> **ACTION ITEM**:
Please retype all of the data below, word for word.

> **INFORMATION**:
- - -

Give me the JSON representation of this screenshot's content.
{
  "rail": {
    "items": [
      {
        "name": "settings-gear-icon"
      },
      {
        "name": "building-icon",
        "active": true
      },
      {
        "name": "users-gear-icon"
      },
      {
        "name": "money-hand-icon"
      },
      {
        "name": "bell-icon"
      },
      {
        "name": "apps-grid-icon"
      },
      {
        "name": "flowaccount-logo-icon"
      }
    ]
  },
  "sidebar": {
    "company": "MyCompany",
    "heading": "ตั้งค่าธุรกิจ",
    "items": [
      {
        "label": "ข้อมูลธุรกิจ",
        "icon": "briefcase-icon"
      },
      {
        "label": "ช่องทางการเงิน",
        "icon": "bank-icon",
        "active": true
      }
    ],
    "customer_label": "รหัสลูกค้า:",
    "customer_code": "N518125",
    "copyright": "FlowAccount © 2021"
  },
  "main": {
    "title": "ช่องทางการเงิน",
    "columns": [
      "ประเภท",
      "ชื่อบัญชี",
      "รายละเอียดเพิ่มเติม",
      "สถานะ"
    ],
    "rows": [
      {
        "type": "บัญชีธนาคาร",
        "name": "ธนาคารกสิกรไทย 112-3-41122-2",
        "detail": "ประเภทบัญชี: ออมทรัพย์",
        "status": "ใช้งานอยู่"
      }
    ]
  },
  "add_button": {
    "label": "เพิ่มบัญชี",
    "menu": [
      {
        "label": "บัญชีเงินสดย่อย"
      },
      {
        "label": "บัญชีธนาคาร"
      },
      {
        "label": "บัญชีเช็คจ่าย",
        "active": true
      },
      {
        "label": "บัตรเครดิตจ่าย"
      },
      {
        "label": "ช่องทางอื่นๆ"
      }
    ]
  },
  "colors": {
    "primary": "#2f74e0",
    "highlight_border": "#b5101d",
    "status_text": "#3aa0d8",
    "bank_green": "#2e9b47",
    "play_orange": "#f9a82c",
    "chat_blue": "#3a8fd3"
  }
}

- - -

> **WRITTEN SOLUTION**:
Give me the JSON representation of this screenshot's content.
{
  "rail": {
    "items": [
      {
        "name": "settings-gear-icon"
      },
      {
        "name": "building-icon",
        "active": true
      },
      {
        "name": "users-gear-icon"
      },
      {
        "name": "money-hand-icon"
      },
      {
        "name": "bell-icon"
      },
      {
        "name": "apps-grid-icon"
      },
      {
        "name": "flowaccount-logo-icon"
      }
    ]
  },
  "sidebar": {
    "company": "MyCompany",
    "heading": "ตั้งค่าธุรกิจ",
    "items": [
      {
        "label": "ข้อมูลธุรกิจ",
        "icon": "briefcase-icon"
      },
      {
        "label": "ช่องทางการเงิน",
        "icon": "bank-icon",
        "active": true
      }
    ],
    "customer_label": "รหัสลูกค้า:",
    "customer_code": "N518125",
    "copyright": "FlowAccount © 2021"
  },
  "main": {
    "title": "ช่องทางการเงิน",
    "columns": [
      "ประเภท",
      "ชื่อบัญชี",
      "รายละเอียดเพิ่มเติม",
      "สถานะ"
    ],
    "rows": [
      {
        "type": "บัญชีธนาคาร",
        "name": "ธนาคารกสิกรไทย 112-3-41122-2",
        "detail": "ประเภทบัญชี: ออมทรัพย์",
        "status": "ใช้งานอยู่"
      }
    ]
  },
  "add_button": {
    "label": "เพิ่มบัญชี",
    "menu": [
      {
        "label": "บัญชีเงินสดย่อย"
      },
      {
        "label": "บัญชีธนาคาร"
      },
      {
        "label": "บัญชีเช็คจ่าย",
        "active": true
      },
      {
        "label": "บัตรเครดิตจ่าย"
      },
      {
        "label": "ช่องทางอื่นๆ"
      }
    ]
  },
  "colors": {
    "primary": "#2f74e0",
    "highlight_border": "#b5101d",
    "status_text": "#3aa0d8",
    "bank_green": "#2e9b47",
    "play_orange": "#f9a82c",
    "chat_blue": "#3a8fd3"
  }
}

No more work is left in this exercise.